Lifeguards who made 'Gangnam' parody video want their jobs back
A "Gangnam Style" parody video that went viral on YouTube has cost 13 El Monte city lifeguards and their supervisor their jobs, but even the mayor admits the video "is a very good parody of a very popular music video."
The video titled "Lifeguard Style" is a takeoff on the YouTube sensation "Gangnam Style" by rapper Psy. The lifeguards and their manager were fired for making the video spoof of the widely popular South Korean pop song.
In an email, Mayor Andre Quintero told The Times he has seen the video and lessons can be learned from the experience.
"If these employees wanted to produce a video for their own enjoyment and memories, they could have asked for permission and shared the video with their family and friends using a medium that is less public," he said."Fortunately for them," he added, "the video has received positive attention, but it could have just as easily received negative attention."
The video’s creators, however, said they just “wanted to try something fun.”
Michael Roa, a University of La Verne student who worked at the El Monte Aquatic Center for seven years, edited and posted the group's performance Aug. 26.
"We were trying out some dance moves," he said. "We didn't think we did anything offensive."
Roa and his co-workers, college-age students, are getting offers of legal help in their quest to win back their jobs.
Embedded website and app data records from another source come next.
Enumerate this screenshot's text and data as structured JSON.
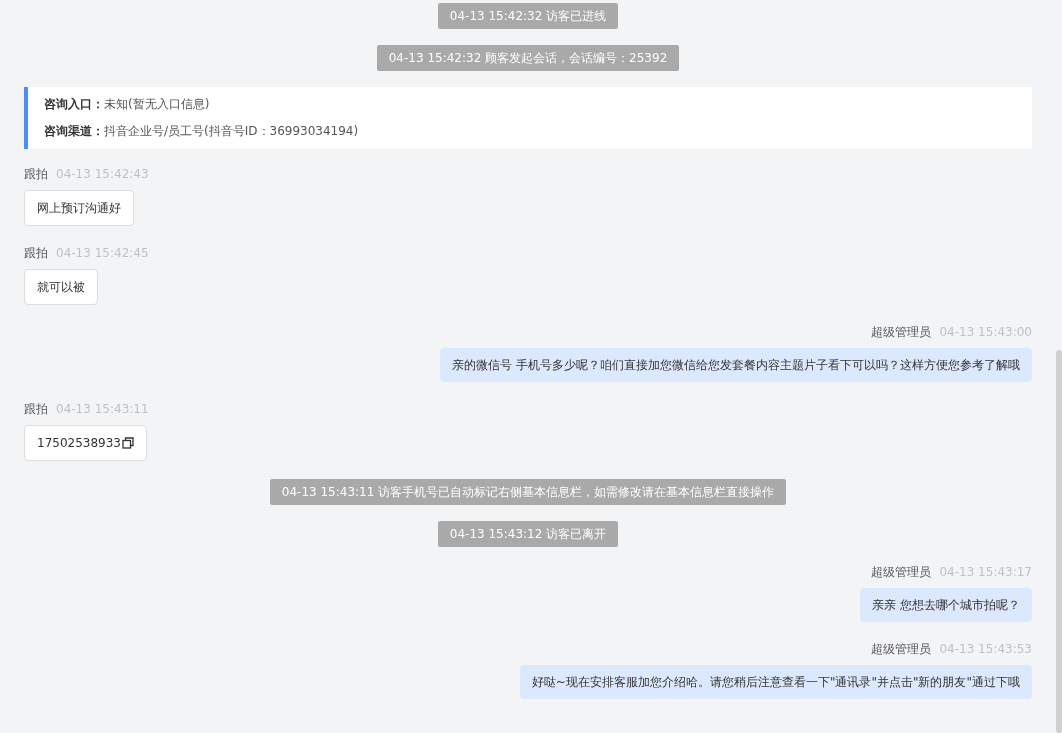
{
  "messages": [
    {
      "kind": "system",
      "text": "04-13 15:42:32 访客已进线"
    },
    {
      "kind": "system",
      "text": "04-13 15:42:32 顾客发起会话，会话编号：25392"
    },
    {
      "kind": "info",
      "rows": [
        {
          "label": "咨询入口：",
          "value": "未知(暂无入口信息)"
        },
        {
          "label": "咨询渠道：",
          "value": "抖音企业号/员工号(抖音号ID：36993034194)"
        }
      ]
    },
    {
      "kind": "incoming",
      "sender": "跟拍",
      "time": "04-13 15:42:43",
      "text": "网上预订沟通好",
      "copyable": false
    },
    {
      "kind": "incoming",
      "sender": "跟拍",
      "time": "04-13 15:42:45",
      "text": "就可以被",
      "copyable": false
    },
    {
      "kind": "outgoing",
      "sender": "超级管理员",
      "time": "04-13 15:43:00",
      "text": "亲的微信号 手机号多少呢？咱们直接加您微信给您发套餐内容主题片子看下可以吗？这样方便您参考了解哦"
    },
    {
      "kind": "incoming",
      "sender": "跟拍",
      "time": "04-13 15:43:11",
      "text": "17502538933",
      "copyable": true
    },
    {
      "kind": "system",
      "text": "04-13 15:43:11 访客手机号已自动标记右侧基本信息栏，如需修改请在基本信息栏直接操作"
    },
    {
      "kind": "system",
      "text": "04-13 15:43:12 访客已离开"
    },
    {
      "kind": "outgoing",
      "sender": "超级管理员",
      "time": "04-13 15:43:17",
      "text": "亲亲 您想去哪个城市拍呢？"
    },
    {
      "kind": "outgoing",
      "sender": "超级管理员",
      "time": "04-13 15:43:53",
      "text": "好哒~现在安排客服加您介绍哈。请您稍后注意查看一下\"通讯录\"并点击\"新的朋友\"通过下哦"
    }
  ]
}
But they say they will hold off until Sept. 18, when they intend to make a direct appeal to the City Council.
The video is one in a small barrage of "Gangnam" spoofs that are bombarding the Web, with everyone from Britney Spears to the Oregon Ducks mascot and friends shaking up in their own version. There's even a Mitt Romney parody.
"Gangnam Style" leapt to No. 1 on the iTunes music video chart, the first time a South Korean artist has ranked that high. It has received more than 149 million YouTube views.
"It's comical, it's catchy. News anchors dance to it. People hum to it. It came up on my screen on Yahoo News this morning. It's just so insane," said Shiloh Jin, 24, who along with her parents runs a wholesale shoe business in downtown Los Angeles.
With the popularity of the lifeguard spoof, some of the fired employees say city officials are missing a golden opportunity to use their video to market the city — rather than bask in negative publicity.
A Facebook page the fired workers launched, "Bring Back the 14 El Monte Lifeguards," had won the support of more than 11,000 fans as of late Tuesday.
"There was no due process in terms of what happened to us," Roa, 22, said.
The lifeguards and their manager, all part-time employees, earned $9.54 to $14.20 an hour, according to Robert Alaniz, a city spokesman.
Last week, supervisors in El Monte's Parks and Recreation Division called in Roa and the others, including the manager who did not appear in the video, and asked them to review pages from a staff manual before being terminated, according to Roa and lifeguard Yvonne Tam, a UC Santa Barbara student.
In a statement, city officials said the lifeguards made an "unauthorized video" while using city resources without permission, namely their distinctive red swim trunks and the city pool.
"I understand we broke policies," said Tam, 20, an economics and accounting major, "but we did not vandalize or damage property. Maybe they would consider suspension or a write-up so we don't have it on our resume for the future."
-- Anh Do
Photo: Ten former El Monte lifeguards are
among those seeking to be reinstated after being fired over the "Lifeguard
Style" video. Credit: Christina House / For The Times